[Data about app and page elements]
"""

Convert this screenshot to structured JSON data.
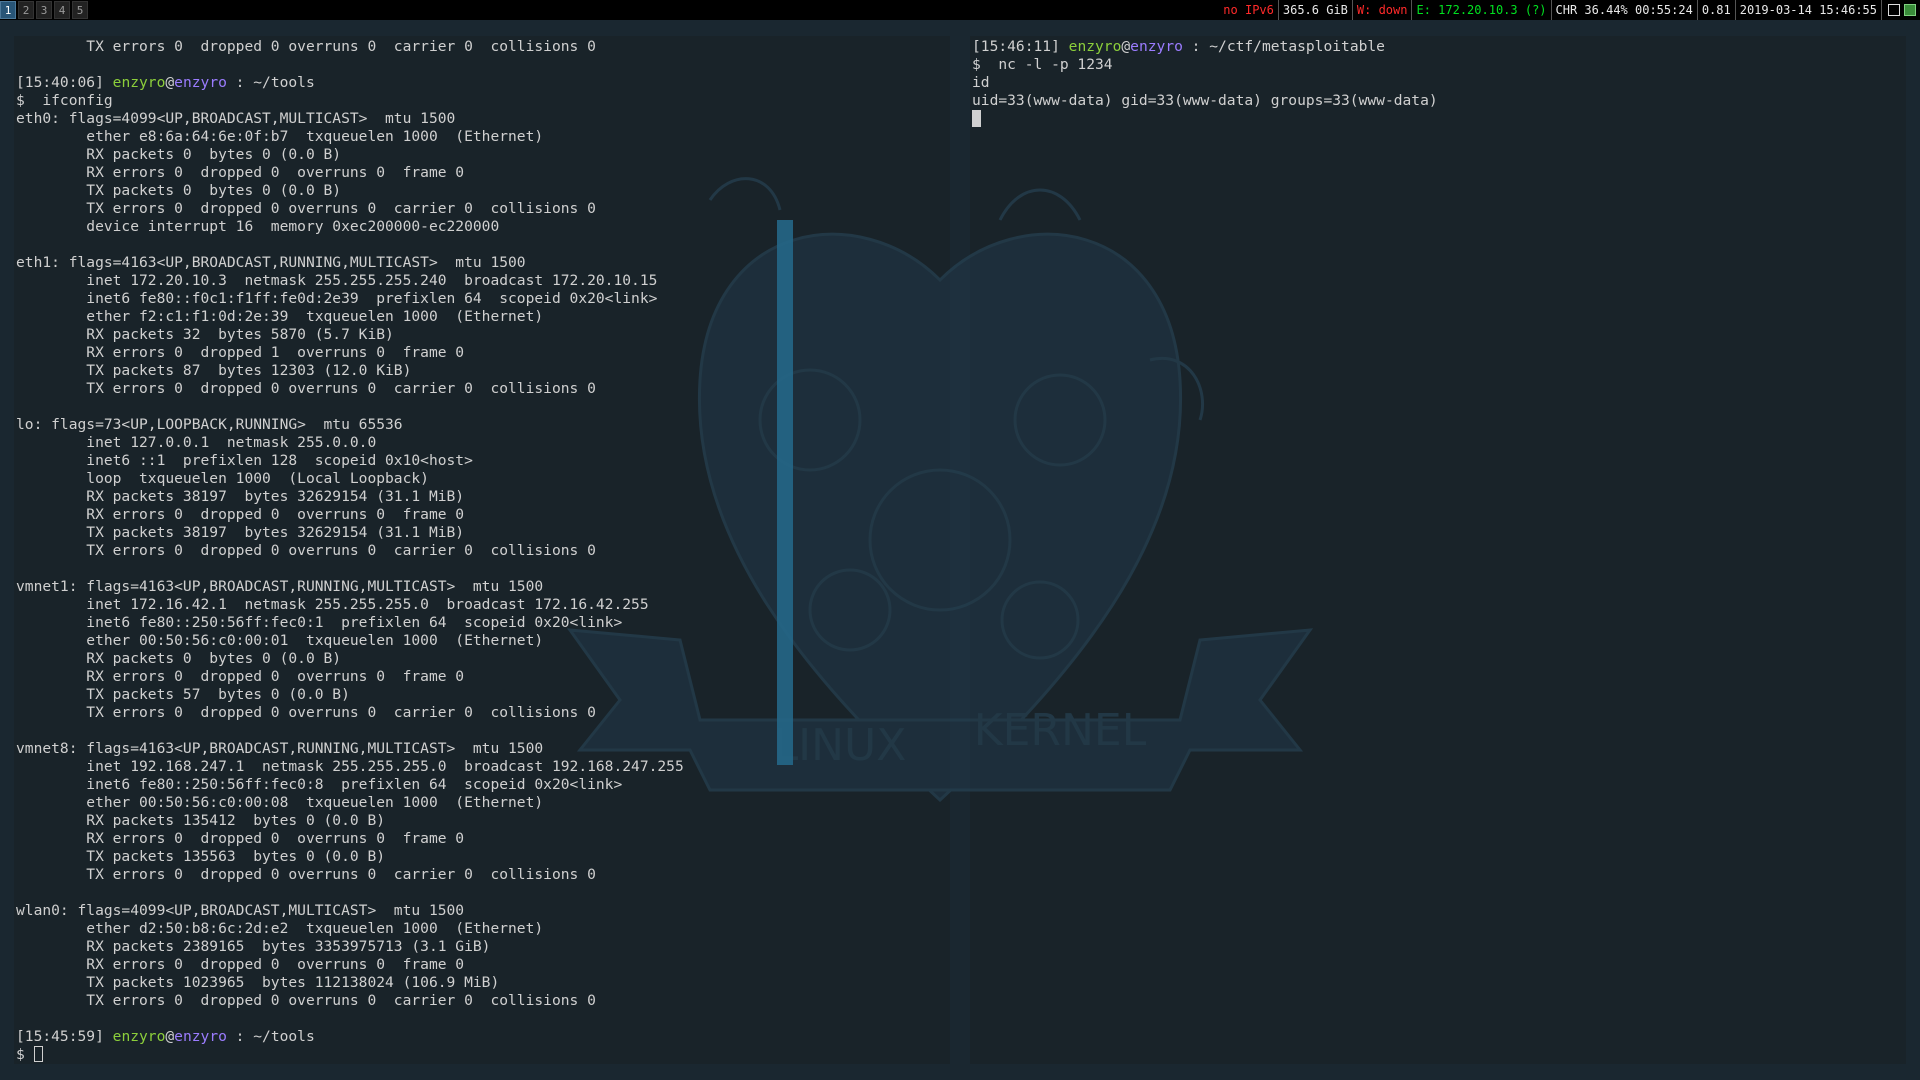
{
  "taskbar": {
    "workspaces": [
      "1",
      "2",
      "3",
      "4",
      "5"
    ],
    "active_workspace": "1",
    "status": {
      "ipv6": "no IPv6",
      "disk": "365.6 GiB",
      "wifi": "W: down",
      "ethernet": "E: 172.20.10.3 (?)",
      "battery": "CHR 36.44% 00:55:24",
      "load": "0.81",
      "datetime": "2019-03-14 15:46:55"
    },
    "colors": {
      "red": "#ff2a2a",
      "green": "#00e020"
    }
  },
  "left_terminal": {
    "lines": [
      "        TX errors 0  dropped 0 overruns 0  carrier 0  collisions 0",
      "",
      "[15:40:06] {u}enzyro{/u}@{h}enzyro{/h} : ~/tools",
      "$  ifconfig",
      "eth0: flags=4099<UP,BROADCAST,MULTICAST>  mtu 1500",
      "        ether e8:6a:64:6e:0f:b7  txqueuelen 1000  (Ethernet)",
      "        RX packets 0  bytes 0 (0.0 B)",
      "        RX errors 0  dropped 0  overruns 0  frame 0",
      "        TX packets 0  bytes 0 (0.0 B)",
      "        TX errors 0  dropped 0 overruns 0  carrier 0  collisions 0",
      "        device interrupt 16  memory 0xec200000-ec220000",
      "",
      "eth1: flags=4163<UP,BROADCAST,RUNNING,MULTICAST>  mtu 1500",
      "        inet 172.20.10.3  netmask 255.255.255.240  broadcast 172.20.10.15",
      "        inet6 fe80::f0c1:f1ff:fe0d:2e39  prefixlen 64  scopeid 0x20<link>",
      "        ether f2:c1:f1:0d:2e:39  txqueuelen 1000  (Ethernet)",
      "        RX packets 32  bytes 5870 (5.7 KiB)",
      "        RX errors 0  dropped 1  overruns 0  frame 0",
      "        TX packets 87  bytes 12303 (12.0 KiB)",
      "        TX errors 0  dropped 0 overruns 0  carrier 0  collisions 0",
      "",
      "lo: flags=73<UP,LOOPBACK,RUNNING>  mtu 65536",
      "        inet 127.0.0.1  netmask 255.0.0.0",
      "        inet6 ::1  prefixlen 128  scopeid 0x10<host>",
      "        loop  txqueuelen 1000  (Local Loopback)",
      "        RX packets 38197  bytes 32629154 (31.1 MiB)",
      "        RX errors 0  dropped 0  overruns 0  frame 0",
      "        TX packets 38197  bytes 32629154 (31.1 MiB)",
      "        TX errors 0  dropped 0 overruns 0  carrier 0  collisions 0",
      "",
      "vmnet1: flags=4163<UP,BROADCAST,RUNNING,MULTICAST>  mtu 1500",
      "        inet 172.16.42.1  netmask 255.255.255.0  broadcast 172.16.42.255",
      "        inet6 fe80::250:56ff:fec0:1  prefixlen 64  scopeid 0x20<link>",
      "        ether 00:50:56:c0:00:01  txqueuelen 1000  (Ethernet)",
      "        RX packets 0  bytes 0 (0.0 B)",
      "        RX errors 0  dropped 0  overruns 0  frame 0",
      "        TX packets 57  bytes 0 (0.0 B)",
      "        TX errors 0  dropped 0 overruns 0  carrier 0  collisions 0",
      "",
      "vmnet8: flags=4163<UP,BROADCAST,RUNNING,MULTICAST>  mtu 1500",
      "        inet 192.168.247.1  netmask 255.255.255.0  broadcast 192.168.247.255",
      "        inet6 fe80::250:56ff:fec0:8  prefixlen 64  scopeid 0x20<link>",
      "        ether 00:50:56:c0:00:08  txqueuelen 1000  (Ethernet)",
      "        RX packets 135412  bytes 0 (0.0 B)",
      "        RX errors 0  dropped 0  overruns 0  frame 0",
      "        TX packets 135563  bytes 0 (0.0 B)",
      "        TX errors 0  dropped 0 overruns 0  carrier 0  collisions 0",
      "",
      "wlan0: flags=4099<UP,BROADCAST,MULTICAST>  mtu 1500",
      "        ether d2:50:b8:6c:2d:e2  txqueuelen 1000  (Ethernet)",
      "        RX packets 2389165  bytes 3353975713 (3.1 GiB)",
      "        RX errors 0  dropped 0  overruns 0  frame 0",
      "        TX packets 1023965  bytes 112138024 (106.9 MiB)",
      "        TX errors 0  dropped 0 overruns 0  carrier 0  collisions 0",
      "",
      "[15:45:59] {u}enzyro{/u}@{h}enzyro{/h} : ~/tools",
      "$ {cursor}"
    ]
  },
  "right_terminal": {
    "lines": [
      "[15:46:11] {u}enzyro{/u}@{h}enzyro{/h} : ~/ctf/metasploitable",
      "$  nc -l -p 1234",
      "id",
      "uid=33(www-data) gid=33(www-data) groups=33(www-data)",
      "{block}"
    ]
  },
  "wallpaper": {
    "left_word": "LINUX",
    "right_word": "KERNEL",
    "accent": "#2e9fd6",
    "tint": "#2a4a5e"
  }
}
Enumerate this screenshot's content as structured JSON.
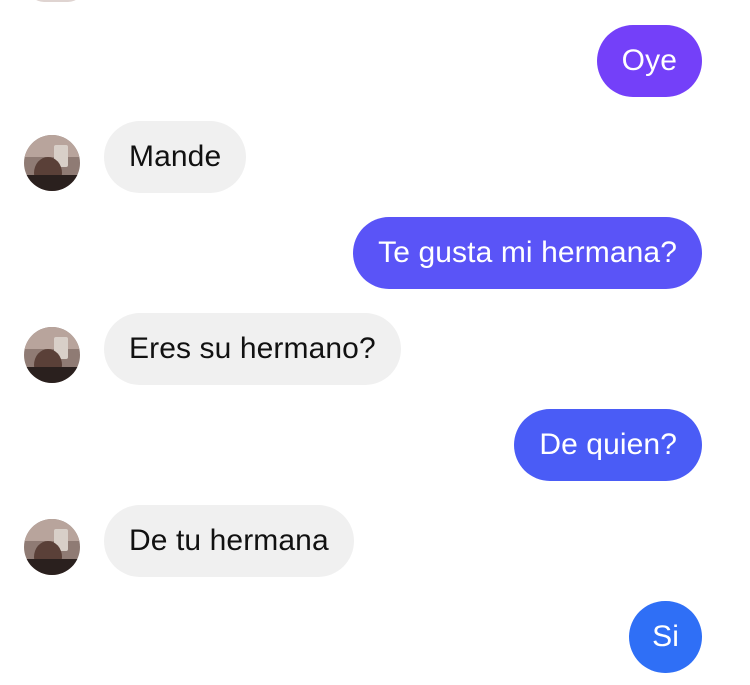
{
  "conversation": {
    "messages": [
      {
        "sender": "me",
        "text": "Oye",
        "color": "#7440f9"
      },
      {
        "sender": "contact",
        "text": "Mande"
      },
      {
        "sender": "me",
        "text": "Te gusta mi hermana?",
        "color": "#5a54f7"
      },
      {
        "sender": "contact",
        "text": "Eres su hermano?"
      },
      {
        "sender": "me",
        "text": "De quien?",
        "color": "#4a5cf6"
      },
      {
        "sender": "contact",
        "text": "De tu hermana"
      },
      {
        "sender": "me",
        "text": "Si",
        "color": "#2f6ff6"
      }
    ]
  },
  "icons": {
    "contact_avatar": "profile-photo-avatar"
  },
  "theme": {
    "incoming_bubble": "#f0f0f0",
    "outgoing_text": "#ffffff",
    "incoming_text": "#111111"
  }
}
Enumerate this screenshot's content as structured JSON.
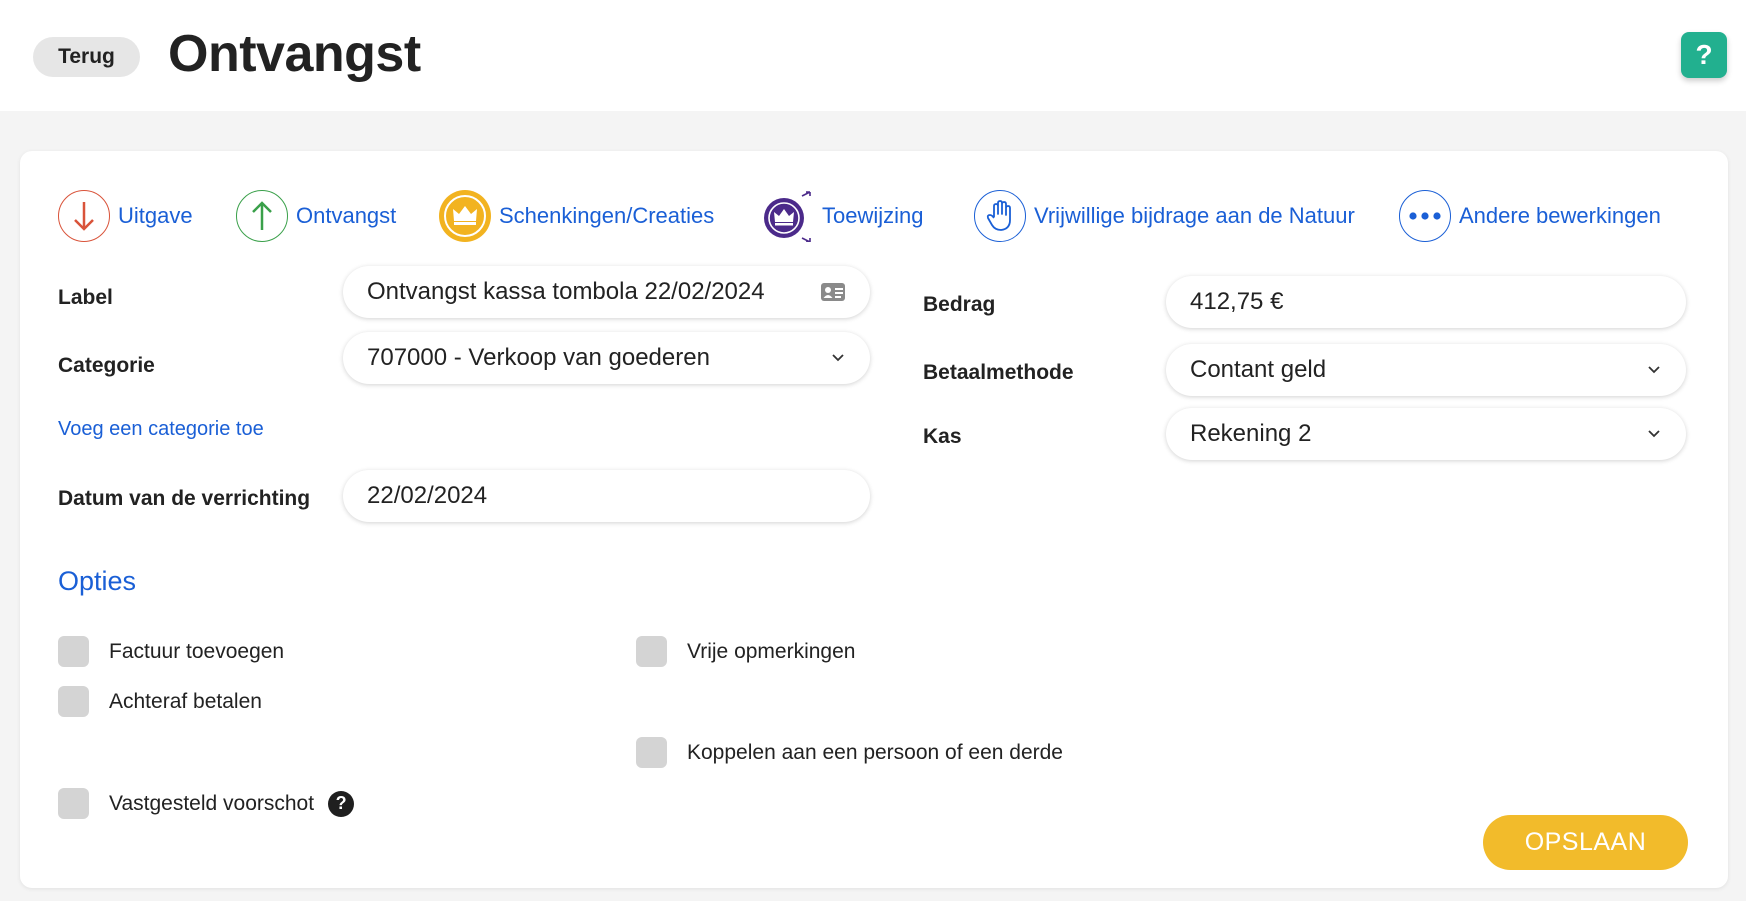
{
  "header": {
    "back_label": "Terug",
    "title": "Ontvangst",
    "help_label": "?"
  },
  "operations": [
    {
      "label": "Uitgave",
      "icon": "arrow-down-icon",
      "color": "#d9533a"
    },
    {
      "label": "Ontvangst",
      "icon": "arrow-up-icon",
      "color": "#3aa04a"
    },
    {
      "label": "Schenkingen/Creaties",
      "icon": "crown-icon",
      "color": "#f2b320"
    },
    {
      "label": "Toewijzing",
      "icon": "crown-expand-icon",
      "color": "#4b2a8a"
    },
    {
      "label": "Vrijwillige bijdrage aan de Natuur",
      "icon": "hand-icon",
      "color": "#1a5fd6"
    },
    {
      "label": "Andere bewerkingen",
      "icon": "more-icon",
      "color": "#1a5fd6"
    }
  ],
  "form": {
    "label": {
      "label": "Label",
      "value": "Ontvangst kassa tombola 22/02/2024"
    },
    "category": {
      "label": "Categorie",
      "value": "707000 - Verkoop van goederen"
    },
    "add_category_link": "Voeg een categorie toe",
    "date": {
      "label": "Datum van de verrichting",
      "value": "22/02/2024"
    },
    "amount": {
      "label": "Bedrag",
      "value": "412,75 €"
    },
    "payment_method": {
      "label": "Betaalmethode",
      "value": "Contant geld"
    },
    "cash": {
      "label": "Kas",
      "value": "Rekening 2"
    }
  },
  "options": {
    "title": "Opties",
    "items": [
      {
        "label": "Factuur toevoegen",
        "checked": false
      },
      {
        "label": "Vrije opmerkingen",
        "checked": false
      },
      {
        "label": "Achteraf betalen",
        "checked": false
      },
      {
        "label": "Koppelen aan een persoon of een derde",
        "checked": false
      },
      {
        "label": "Vastgesteld voorschot",
        "checked": false
      }
    ],
    "help_label": "?"
  },
  "actions": {
    "save_label": "OPSLAAN"
  },
  "colors": {
    "accent": "#1a5fd6",
    "save": "#f2bb2b",
    "help": "#22b08f"
  }
}
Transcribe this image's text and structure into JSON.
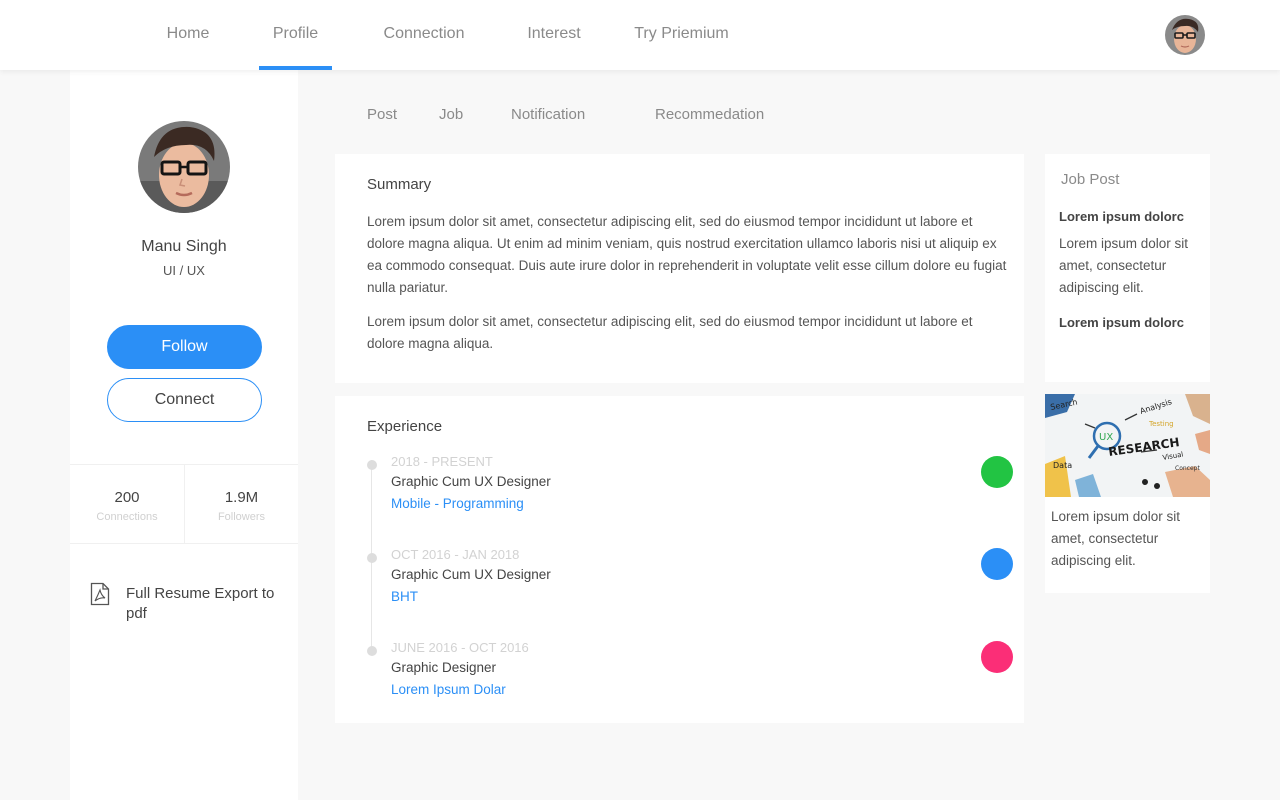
{
  "nav": {
    "items": [
      {
        "label": "Home"
      },
      {
        "label": "Profile"
      },
      {
        "label": "Connection"
      },
      {
        "label": "Interest"
      },
      {
        "label": "Try Priemium"
      }
    ],
    "active_index": 1
  },
  "profile": {
    "name": "Manu Singh",
    "role": "UI / UX",
    "follow_label": "Follow",
    "connect_label": "Connect",
    "stats": [
      {
        "value": "200",
        "label": "Connections"
      },
      {
        "value": "1.9M",
        "label": "Followers"
      }
    ],
    "resume_label": "Full Resume Export to pdf"
  },
  "subtabs": [
    "Post",
    "Job",
    "Notification",
    "Recommedation"
  ],
  "summary": {
    "title": "Summary",
    "paragraphs": [
      "Lorem ipsum dolor sit amet, consectetur adipiscing elit, sed do eiusmod tempor incididunt ut labore et dolore magna aliqua. Ut enim ad minim veniam, quis nostrud exercitation ullamco laboris nisi ut aliquip ex ea commodo consequat. Duis aute irure dolor in reprehenderit in voluptate velit esse cillum dolore eu fugiat nulla pariatur.",
      "Lorem ipsum dolor sit amet, consectetur adipiscing elit, sed do eiusmod tempor incididunt ut labore et dolore magna aliqua."
    ]
  },
  "experience": {
    "title": "Experience",
    "items": [
      {
        "date": "2018 - PRESENT",
        "title": "Graphic Cum UX Designer",
        "company": "Mobile - Programming",
        "color": "#22c443"
      },
      {
        "date": "OCT 2016 - JAN 2018",
        "title": "Graphic Cum UX Designer",
        "company": "BHT",
        "color": "#2b8ff6"
      },
      {
        "date": "JUNE 2016 - OCT 2016",
        "title": "Graphic Designer",
        "company": "Lorem Ipsum Dolar",
        "color": "#fb2e77"
      }
    ]
  },
  "job_post": {
    "title": "Job Post",
    "heading1": "Lorem ipsum dolorc",
    "text1": "Lorem ipsum dolor sit amet, consectetur adipiscing elit.",
    "heading2": "Lorem ipsum dolorc"
  },
  "ad": {
    "image_words": {
      "search": "Search",
      "analysis": "Analysis",
      "testing": "Testing",
      "ux": "UX",
      "research": "RESEARCH",
      "data": "Data",
      "visual": "Visual",
      "concept": "Concept"
    },
    "text": "Lorem ipsum dolor sit amet, consectetur adipiscing elit."
  },
  "colors": {
    "accent": "#2b8ff6",
    "green": "#22c443",
    "pink": "#fb2e77"
  }
}
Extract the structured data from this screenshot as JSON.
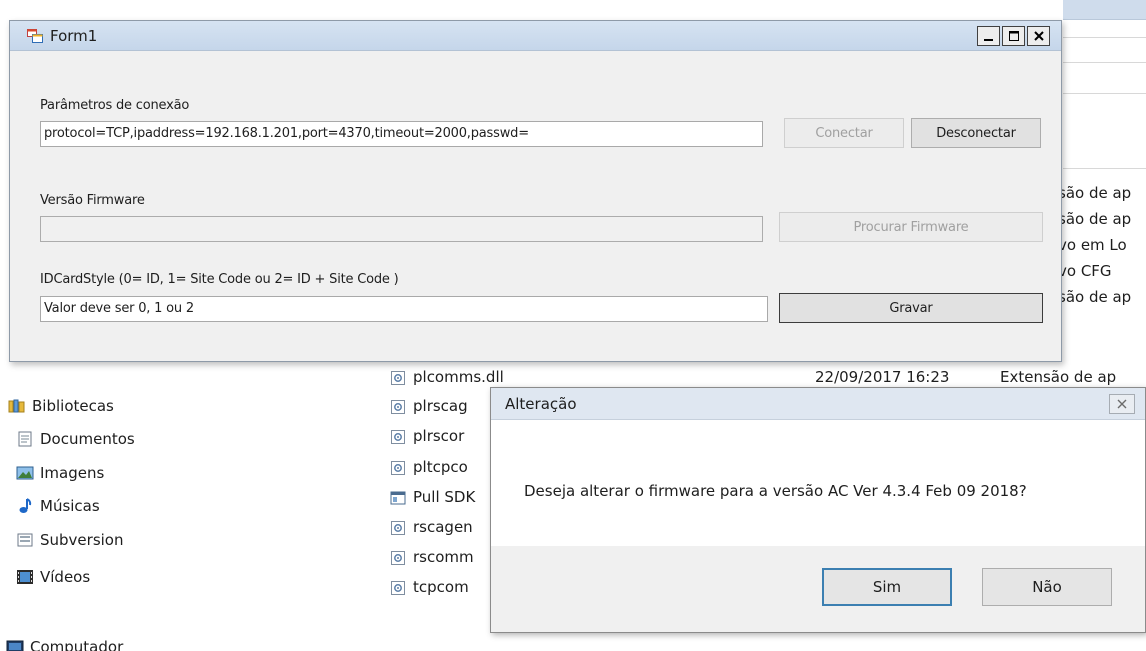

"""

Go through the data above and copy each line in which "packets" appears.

      "        RX packets 0  bytes 0 (0.0 B)",
      "        TX packets 0  bytes 0 (0.0 B)",
      "        RX packets 32  bytes 5870 (5.7 KiB)",
      "        TX packets 87  bytes 12303 (12.0 KiB)",
      "        RX packets 38197  bytes 32629154 (31.1 MiB)",
      "        TX packets 38197  bytes 32629154 (31.1 MiB)",
      "        RX packets 0  bytes 0 (0.0 B)",
      "        TX packets 57  bytes 0 (0.0 B)",
      "        RX packets 135412  bytes 0 (0.0 B)",
      "        TX packets 135563  bytes 0 (0.0 B)",
      "        RX packets 2389165  bytes 3353975713 (3.1 GiB)",
      "        TX packets 1023965  bytes 112138024 (106.9 MiB)",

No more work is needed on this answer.